▶ [TRY IT]: Output the data below in full, character for character.

### DATASET

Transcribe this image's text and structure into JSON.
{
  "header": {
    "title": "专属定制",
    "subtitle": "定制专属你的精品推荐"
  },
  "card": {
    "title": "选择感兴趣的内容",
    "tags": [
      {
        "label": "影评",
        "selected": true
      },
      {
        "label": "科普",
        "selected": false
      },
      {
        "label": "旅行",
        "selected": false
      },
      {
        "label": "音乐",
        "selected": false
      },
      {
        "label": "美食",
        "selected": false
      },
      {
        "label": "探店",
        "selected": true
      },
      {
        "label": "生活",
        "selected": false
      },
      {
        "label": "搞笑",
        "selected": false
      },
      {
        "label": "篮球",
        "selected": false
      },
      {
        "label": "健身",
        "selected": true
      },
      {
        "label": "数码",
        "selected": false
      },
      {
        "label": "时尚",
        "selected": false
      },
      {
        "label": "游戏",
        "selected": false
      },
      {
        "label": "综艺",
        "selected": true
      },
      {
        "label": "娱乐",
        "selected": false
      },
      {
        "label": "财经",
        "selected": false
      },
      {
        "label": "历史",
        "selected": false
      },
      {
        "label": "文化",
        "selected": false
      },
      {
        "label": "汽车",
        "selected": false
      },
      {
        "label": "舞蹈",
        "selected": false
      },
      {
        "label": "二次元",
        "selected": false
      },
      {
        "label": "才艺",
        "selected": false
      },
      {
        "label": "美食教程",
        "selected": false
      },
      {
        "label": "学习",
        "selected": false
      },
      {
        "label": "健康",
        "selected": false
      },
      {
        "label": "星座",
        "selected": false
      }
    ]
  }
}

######

▶ [RESPONSE]:
Transcribe this image's text and structure into JSON.
{
  "header": {
    "title": "专属定制",
    "subtitle": "定制专属你的精品推荐"
  },
  "card": {
    "title": "选择感兴趣的内容",
    "tags": [
      {
        "label": "影评",
        "selected": true
      },
      {
        "label": "科普",
        "selected": false
      },
      {
        "label": "旅行",
        "selected": false
      },
      {
        "label": "音乐",
        "selected": false
      },
      {
        "label": "美食",
        "selected": false
      },
      {
        "label": "探店",
        "selected": true
      },
      {
        "label": "生活",
        "selected": false
      },
      {
        "label": "搞笑",
        "selected": false
      },
      {
        "label": "篮球",
        "selected": false
      },
      {
        "label": "健身",
        "selected": true
      },
      {
        "label": "数码",
        "selected": false
      },
      {
        "label": "时尚",
        "selected": false
      },
      {
        "label": "游戏",
        "selected": false
      },
      {
        "label": "综艺",
        "selected": true
      },
      {
        "label": "娱乐",
        "selected": false
      },
      {
        "label": "财经",
        "selected": false
      },
      {
        "label": "历史",
        "selected": false
      },
      {
        "label": "文化",
        "selected": false
      },
      {
        "label": "汽车",
        "selected": false
      },
      {
        "label": "舞蹈",
        "selected": false
      },
      {
        "label": "二次元",
        "selected": false
      },
      {
        "label": "才艺",
        "selected": false
      },
      {
        "label": "美食教程",
        "selected": false
      },
      {
        "label": "学习",
        "selected": false
      },
      {
        "label": "健康",
        "selected": false
      },
      {
        "label": "星座",
        "selected": false
      }
    ]
  }
}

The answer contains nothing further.